The Bygdelags, as I explained yesterday, are groups of people whose ancestors came from various regions of Norway. Genealogy is one of their primary interests. So they like history, and they were primed and ready for a morning lecture on the 793 AD Lindisfarne raid, and an afternoon lecture on the book Viking Legacy and its themes.
They ate it up. They listened with rapt attention, laughed
at my jokes, and asked good questions afterwards.
And then they bought up my entire stock of Viking Legacy, plus a good number of West Oversea.
I write this from a motel in Glenwood, Minnesota. I’m speaking at a bygdelag meeting in Alexandria tomorrow, and I figured I’d take a room up here so I wouldn’t have to get up tomorrow before it was tomorrow. Glenwood is sufficiently close to Alex, and the rooms are a little cheaper here.
Bygdelags are an old institution among Norwegian-Americans. They started as social organizations for people who came from particular regions or neighborhoods in the old country. Nowadays (much consolidated due to falling membership) they’re largely about mutual support in genealogy. (Or so I believe; I may learn other things tomorrow.)
They asked me to do two lectures — morning and afternoon. They specified that they wanted to hear about the great 793 AD Lindisfarne raid (considered the start of the Viking Age) at 9:30 a.m. So I did some research and was happy to add to my store of knowledge. In the afternoon I’ll do my extended infomercial on Viking Legacy. My hope is to sell a lot of books.

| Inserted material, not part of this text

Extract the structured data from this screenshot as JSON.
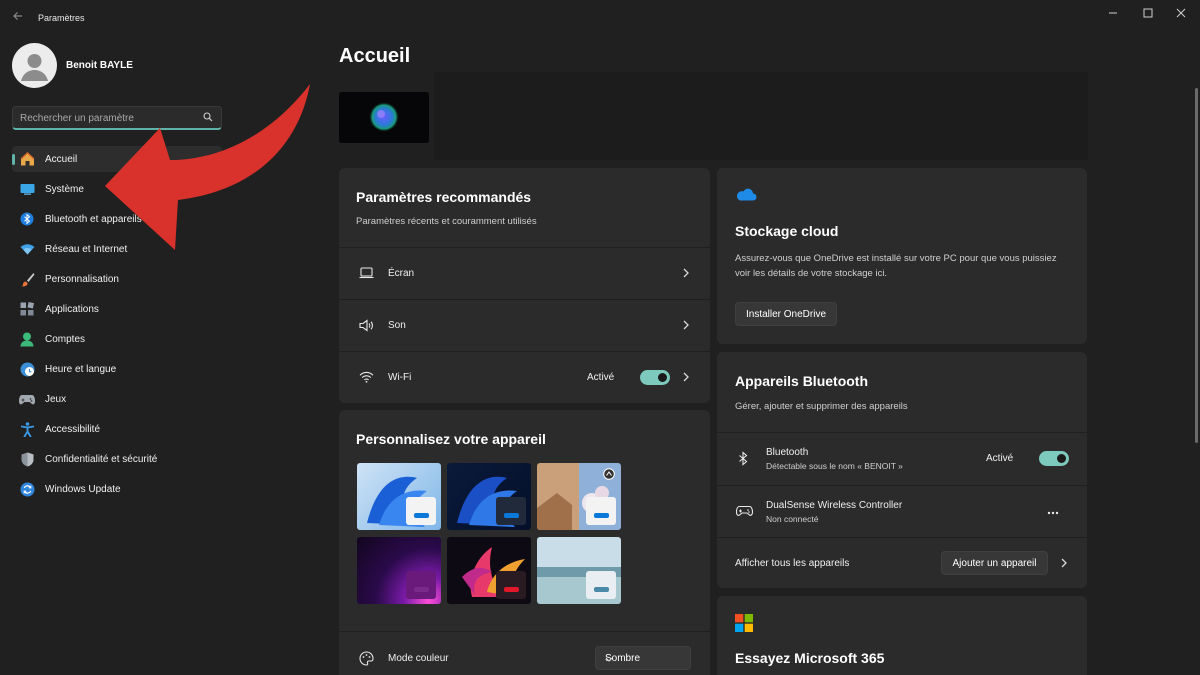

Sorry, the lectures aren’t open to the public, as far as I know.
I will be speaking at Union University, Jackson, Tennessee on Tuesday, April 9, on the subject: “When Christianity Came to the Vikings.” More information here.
Thanks to Ray Van Neste, Dean of the School of Theology and Missions, and Hunter Baker, Dean of Arts and Sciences, for putting whatever pressure was necessary on the right people to allow this event to happen.